Task details:
Which lines of the data below include the string "均线多头排列"? Return each of them.

[Data under study Boundary: Start]

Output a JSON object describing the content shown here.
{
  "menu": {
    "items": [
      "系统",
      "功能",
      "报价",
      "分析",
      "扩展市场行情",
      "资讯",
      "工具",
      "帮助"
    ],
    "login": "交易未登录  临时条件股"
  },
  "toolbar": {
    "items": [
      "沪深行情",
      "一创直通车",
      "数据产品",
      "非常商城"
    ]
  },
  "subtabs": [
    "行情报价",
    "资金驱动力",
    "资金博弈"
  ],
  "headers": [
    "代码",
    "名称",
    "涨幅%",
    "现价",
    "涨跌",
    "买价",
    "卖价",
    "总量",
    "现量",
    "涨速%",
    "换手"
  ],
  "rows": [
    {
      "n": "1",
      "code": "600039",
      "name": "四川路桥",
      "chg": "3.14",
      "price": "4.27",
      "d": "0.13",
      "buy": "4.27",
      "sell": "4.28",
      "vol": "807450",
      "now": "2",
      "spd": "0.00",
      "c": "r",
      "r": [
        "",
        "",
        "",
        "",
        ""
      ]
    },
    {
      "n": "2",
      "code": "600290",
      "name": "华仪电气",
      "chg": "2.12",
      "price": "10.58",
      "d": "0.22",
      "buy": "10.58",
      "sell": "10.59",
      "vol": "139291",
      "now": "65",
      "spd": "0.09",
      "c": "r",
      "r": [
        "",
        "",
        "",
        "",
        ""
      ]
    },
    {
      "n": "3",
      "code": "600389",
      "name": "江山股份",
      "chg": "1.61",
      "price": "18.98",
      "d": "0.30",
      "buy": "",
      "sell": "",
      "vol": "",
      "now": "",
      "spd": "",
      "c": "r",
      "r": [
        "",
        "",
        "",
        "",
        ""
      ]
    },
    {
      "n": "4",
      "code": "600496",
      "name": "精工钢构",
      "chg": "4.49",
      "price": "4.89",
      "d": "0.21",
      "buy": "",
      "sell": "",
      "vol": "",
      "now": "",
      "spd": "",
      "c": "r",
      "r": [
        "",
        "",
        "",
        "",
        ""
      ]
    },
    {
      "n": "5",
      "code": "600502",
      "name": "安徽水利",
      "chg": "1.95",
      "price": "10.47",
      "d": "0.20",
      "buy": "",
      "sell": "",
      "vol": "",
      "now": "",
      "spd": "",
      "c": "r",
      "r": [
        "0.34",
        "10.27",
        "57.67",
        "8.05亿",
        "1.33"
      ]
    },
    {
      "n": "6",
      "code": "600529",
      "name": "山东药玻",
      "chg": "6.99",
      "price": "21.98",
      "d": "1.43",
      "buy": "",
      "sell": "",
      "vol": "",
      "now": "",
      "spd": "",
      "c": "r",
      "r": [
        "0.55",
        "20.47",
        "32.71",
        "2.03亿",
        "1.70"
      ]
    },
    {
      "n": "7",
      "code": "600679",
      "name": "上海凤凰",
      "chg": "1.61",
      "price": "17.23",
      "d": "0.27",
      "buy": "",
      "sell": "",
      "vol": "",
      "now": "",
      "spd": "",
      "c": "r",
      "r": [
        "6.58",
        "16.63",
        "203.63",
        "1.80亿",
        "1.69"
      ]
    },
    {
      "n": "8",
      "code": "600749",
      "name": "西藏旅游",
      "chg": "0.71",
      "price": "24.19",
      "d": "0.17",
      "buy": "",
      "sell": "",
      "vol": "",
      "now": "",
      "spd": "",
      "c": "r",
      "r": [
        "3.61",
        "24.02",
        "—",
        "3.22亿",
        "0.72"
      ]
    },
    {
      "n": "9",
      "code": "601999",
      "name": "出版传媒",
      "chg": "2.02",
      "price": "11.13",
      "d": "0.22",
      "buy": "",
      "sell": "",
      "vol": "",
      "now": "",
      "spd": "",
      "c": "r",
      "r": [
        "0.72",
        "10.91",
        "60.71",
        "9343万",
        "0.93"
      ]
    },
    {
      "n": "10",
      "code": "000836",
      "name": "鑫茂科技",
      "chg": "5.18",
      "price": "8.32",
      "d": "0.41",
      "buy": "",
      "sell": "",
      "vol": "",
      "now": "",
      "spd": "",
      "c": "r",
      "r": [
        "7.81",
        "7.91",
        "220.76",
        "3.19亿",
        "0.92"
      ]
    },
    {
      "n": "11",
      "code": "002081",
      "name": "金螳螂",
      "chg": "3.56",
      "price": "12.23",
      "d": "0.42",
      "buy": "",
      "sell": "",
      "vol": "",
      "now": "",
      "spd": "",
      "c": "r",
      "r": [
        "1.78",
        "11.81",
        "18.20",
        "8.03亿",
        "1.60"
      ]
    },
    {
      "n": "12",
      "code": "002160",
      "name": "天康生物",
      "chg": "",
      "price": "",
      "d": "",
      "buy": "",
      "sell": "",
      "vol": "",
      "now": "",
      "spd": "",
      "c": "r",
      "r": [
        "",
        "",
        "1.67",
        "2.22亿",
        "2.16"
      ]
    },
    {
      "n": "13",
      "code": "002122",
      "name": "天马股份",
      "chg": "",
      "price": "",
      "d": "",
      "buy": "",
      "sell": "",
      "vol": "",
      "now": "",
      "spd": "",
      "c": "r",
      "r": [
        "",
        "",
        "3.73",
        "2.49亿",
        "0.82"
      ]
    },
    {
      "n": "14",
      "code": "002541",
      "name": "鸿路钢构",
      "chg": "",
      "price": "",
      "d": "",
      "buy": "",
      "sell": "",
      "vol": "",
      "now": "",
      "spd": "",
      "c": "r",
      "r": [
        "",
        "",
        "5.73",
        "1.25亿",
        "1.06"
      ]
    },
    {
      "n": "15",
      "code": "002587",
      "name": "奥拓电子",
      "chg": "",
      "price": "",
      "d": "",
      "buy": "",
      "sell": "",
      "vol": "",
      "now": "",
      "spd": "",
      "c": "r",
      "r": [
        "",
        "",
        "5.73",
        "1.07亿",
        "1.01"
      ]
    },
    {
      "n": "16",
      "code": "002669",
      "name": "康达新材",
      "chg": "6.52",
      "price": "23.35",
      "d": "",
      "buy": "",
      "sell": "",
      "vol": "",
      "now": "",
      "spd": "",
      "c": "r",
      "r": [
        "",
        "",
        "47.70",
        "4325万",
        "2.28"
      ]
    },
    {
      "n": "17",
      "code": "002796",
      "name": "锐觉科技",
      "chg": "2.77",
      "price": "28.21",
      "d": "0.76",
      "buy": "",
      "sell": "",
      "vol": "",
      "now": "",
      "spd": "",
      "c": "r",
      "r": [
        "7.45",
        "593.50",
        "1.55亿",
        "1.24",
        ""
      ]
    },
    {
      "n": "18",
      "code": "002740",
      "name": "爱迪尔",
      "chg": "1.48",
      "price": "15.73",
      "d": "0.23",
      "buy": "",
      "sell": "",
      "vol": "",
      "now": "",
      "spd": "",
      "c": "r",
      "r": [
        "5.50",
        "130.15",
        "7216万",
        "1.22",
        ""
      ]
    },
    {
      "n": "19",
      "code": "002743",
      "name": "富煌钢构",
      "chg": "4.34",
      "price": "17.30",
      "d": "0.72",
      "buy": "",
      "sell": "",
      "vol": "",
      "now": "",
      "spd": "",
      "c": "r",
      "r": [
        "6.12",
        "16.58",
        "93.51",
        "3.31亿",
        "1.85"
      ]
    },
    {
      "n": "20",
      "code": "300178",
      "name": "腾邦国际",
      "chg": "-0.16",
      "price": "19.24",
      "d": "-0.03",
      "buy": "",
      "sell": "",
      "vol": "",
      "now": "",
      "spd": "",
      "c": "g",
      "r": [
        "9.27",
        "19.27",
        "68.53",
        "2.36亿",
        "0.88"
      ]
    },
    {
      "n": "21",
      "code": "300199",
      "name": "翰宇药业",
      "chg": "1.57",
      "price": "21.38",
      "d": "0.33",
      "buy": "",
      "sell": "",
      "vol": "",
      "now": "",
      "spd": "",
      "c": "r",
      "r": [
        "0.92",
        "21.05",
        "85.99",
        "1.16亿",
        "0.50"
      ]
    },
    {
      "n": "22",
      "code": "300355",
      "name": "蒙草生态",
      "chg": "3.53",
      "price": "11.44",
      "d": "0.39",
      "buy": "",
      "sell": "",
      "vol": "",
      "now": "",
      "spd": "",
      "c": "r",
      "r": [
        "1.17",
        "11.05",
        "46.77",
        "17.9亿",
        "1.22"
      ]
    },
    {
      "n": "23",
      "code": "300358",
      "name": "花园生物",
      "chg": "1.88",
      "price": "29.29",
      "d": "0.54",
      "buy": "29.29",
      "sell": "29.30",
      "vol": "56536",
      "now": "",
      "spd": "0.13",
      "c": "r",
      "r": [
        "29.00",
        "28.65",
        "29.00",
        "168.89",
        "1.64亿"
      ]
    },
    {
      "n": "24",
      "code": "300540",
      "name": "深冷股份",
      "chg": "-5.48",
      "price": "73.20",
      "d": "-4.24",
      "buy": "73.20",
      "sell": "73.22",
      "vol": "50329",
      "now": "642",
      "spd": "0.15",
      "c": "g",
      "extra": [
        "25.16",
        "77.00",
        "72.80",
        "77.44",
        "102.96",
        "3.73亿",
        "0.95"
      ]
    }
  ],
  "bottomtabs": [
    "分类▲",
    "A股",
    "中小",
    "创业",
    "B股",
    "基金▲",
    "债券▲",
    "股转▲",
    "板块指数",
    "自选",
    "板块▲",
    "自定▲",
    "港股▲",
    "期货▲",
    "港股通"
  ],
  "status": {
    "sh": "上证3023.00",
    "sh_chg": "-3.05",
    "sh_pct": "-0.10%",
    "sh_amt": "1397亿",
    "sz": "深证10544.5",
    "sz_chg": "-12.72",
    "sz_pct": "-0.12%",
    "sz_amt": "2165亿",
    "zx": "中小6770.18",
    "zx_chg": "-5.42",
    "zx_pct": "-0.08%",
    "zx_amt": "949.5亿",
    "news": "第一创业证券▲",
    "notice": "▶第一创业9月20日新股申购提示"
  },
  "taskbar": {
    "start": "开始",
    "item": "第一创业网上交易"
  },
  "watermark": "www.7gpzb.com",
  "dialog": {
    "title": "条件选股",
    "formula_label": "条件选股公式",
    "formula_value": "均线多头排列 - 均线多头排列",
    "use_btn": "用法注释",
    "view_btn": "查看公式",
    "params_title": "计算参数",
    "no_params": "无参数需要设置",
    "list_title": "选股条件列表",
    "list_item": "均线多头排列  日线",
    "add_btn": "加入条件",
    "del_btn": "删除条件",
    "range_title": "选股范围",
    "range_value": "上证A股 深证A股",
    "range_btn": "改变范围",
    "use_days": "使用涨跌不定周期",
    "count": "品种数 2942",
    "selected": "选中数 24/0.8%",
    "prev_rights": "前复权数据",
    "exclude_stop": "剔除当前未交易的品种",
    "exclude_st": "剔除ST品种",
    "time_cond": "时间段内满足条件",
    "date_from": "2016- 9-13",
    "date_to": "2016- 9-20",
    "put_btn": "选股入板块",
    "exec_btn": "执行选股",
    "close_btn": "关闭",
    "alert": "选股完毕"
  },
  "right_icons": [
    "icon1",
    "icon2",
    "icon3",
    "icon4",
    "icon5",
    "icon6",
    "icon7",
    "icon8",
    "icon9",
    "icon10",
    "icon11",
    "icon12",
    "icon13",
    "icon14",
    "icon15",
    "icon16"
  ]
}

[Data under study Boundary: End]

Response area:
    "formula_value": "均线多头排列 - 均线多头排列",
    "list_item": "均线多头排列  日线",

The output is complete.